We are pleased to announce the re-launch of DPLA’s API (Application Programming Interface). This marks the first time since 2013 that our API has had a significant software upgrade.
We just released a new Analytics Dashboard, a web application that provides our Member Hubs with detailed data about how their materials are being used, and the quality of their metadata records. In this post, we wanted to share the tools and services powering this new product behind the scenes.
The Digital Public Library of America (DPLA) has released a new, custom-built Analytics Dashboard for our Member Hubs. Through this easy-to-use web-based dashboard, our Members now have one-stop access to up-to-date information about how their rich collections of cultural heritage materials are being used.
The DPLA Tech Team has been hard at work this summer on a number of new projects, and we are excited to share some things we have “shipping” out this month.
We are pleased to announce a new website feature that allows users to create lists of items from across the Digital Public Library of America’s collections.

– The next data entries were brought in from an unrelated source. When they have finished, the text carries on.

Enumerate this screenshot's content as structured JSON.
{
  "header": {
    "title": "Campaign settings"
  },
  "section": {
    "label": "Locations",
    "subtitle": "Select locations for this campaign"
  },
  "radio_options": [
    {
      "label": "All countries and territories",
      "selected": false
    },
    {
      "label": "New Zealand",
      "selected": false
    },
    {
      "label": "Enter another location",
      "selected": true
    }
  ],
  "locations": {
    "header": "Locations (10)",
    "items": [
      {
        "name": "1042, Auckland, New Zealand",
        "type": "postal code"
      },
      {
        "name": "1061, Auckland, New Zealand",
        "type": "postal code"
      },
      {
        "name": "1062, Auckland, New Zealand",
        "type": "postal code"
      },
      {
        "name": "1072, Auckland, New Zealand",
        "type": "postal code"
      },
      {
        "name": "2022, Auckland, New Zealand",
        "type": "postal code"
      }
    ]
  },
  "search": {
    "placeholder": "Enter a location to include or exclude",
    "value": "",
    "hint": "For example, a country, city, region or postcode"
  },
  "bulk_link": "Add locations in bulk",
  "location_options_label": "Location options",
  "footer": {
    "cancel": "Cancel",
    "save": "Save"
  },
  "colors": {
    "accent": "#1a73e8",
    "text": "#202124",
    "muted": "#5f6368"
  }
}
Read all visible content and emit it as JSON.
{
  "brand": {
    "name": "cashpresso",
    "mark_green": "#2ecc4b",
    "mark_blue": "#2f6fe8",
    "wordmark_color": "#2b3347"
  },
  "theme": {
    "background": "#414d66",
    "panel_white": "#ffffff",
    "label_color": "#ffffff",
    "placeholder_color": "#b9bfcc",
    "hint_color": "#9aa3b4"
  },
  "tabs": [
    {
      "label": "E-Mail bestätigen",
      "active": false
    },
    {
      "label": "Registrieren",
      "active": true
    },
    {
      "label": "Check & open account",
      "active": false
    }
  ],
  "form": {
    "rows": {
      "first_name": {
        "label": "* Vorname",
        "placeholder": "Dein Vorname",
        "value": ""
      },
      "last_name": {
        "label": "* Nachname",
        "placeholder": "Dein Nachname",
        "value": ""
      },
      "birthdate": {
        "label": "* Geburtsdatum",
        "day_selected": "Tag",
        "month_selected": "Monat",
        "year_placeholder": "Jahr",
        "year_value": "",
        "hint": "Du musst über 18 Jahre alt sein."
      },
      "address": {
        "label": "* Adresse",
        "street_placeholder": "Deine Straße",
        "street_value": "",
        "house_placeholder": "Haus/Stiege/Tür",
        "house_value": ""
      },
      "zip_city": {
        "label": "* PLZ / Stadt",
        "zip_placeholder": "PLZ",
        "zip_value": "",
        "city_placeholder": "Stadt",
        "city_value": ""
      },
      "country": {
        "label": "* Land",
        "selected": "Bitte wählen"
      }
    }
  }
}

With this new tool, users can easily save great materials discovered on DPLA’s website to come back to again and again without having to repeat a search.
Director of Technology Michael Della Bitta provides an update on the work of the DPLA Tech Team over the past year and provides a preview of priorities ahead over the coming year.
Last month DPLA released an update to our Metadata Application Profile (MAP), bringing us up to version 5.0. DPLA Data Services Coordinator Gretchen Gueguen explains the new features in MAP 5.0 and how they will impact our website, services, and partners.
Hydra-in-a-Box project partners Stanford University, DuraSpace, and the Digital Public Library of America (DPLA) announce next steps following the completion of IMLS-funded project to develop Hyku, a scalable, performant, and multi-tenant digital content repository solution within the Samvera (previously known as Hydra) framework.
The DPLA is launching an open-source tool for fast, large-scale data harvests from OAI repositories. The tool uses a Spark distributed processing engine to speed up and scale up the harvesting operation, and to perform complex analysis of the harvested data. It is helping us improve our internal workflows and provide better service to our hubs. The Spark OAI Harvester is freely available and we hope that others working with interoperable cultural heritage or science data will find uses for it in their own projects.
In 2015, DPLA announced the formation of the Archival Description Working Group to find ways to accommodate this diversity in descriptive practice within our data. Today that group is releasing its whitepaper, “Aggregating and Representing Collections in the Digital Public Library of America.”
Following several studies about the use and usability of the DPLA website, we’ve just completed a set of small but significant changes. We believe these changes will create a more pleasant, intuitive experience on our website, connecting people more easily with the cultural heritage materials our partners provide.
The guiding principles for our work are best understood through the core values that inform how we work together within our team, as well as with our colleagues at DPLA and across the network of our stakeholders and collaborators.
DPLA is pleased to announce that the entirety of our website, including our portal, exhibitions, Primary Source Sets, and our API, are now accessible using HTTPS by default. DPLA takes user privacy seriously, and the infrastructural changes that we have made to support HTTPS allows us to extend this dedication further and become signatories of the Library Digital Privacy Pledge of 2015-2016, developed by our colleagues at the Library Freedom Project.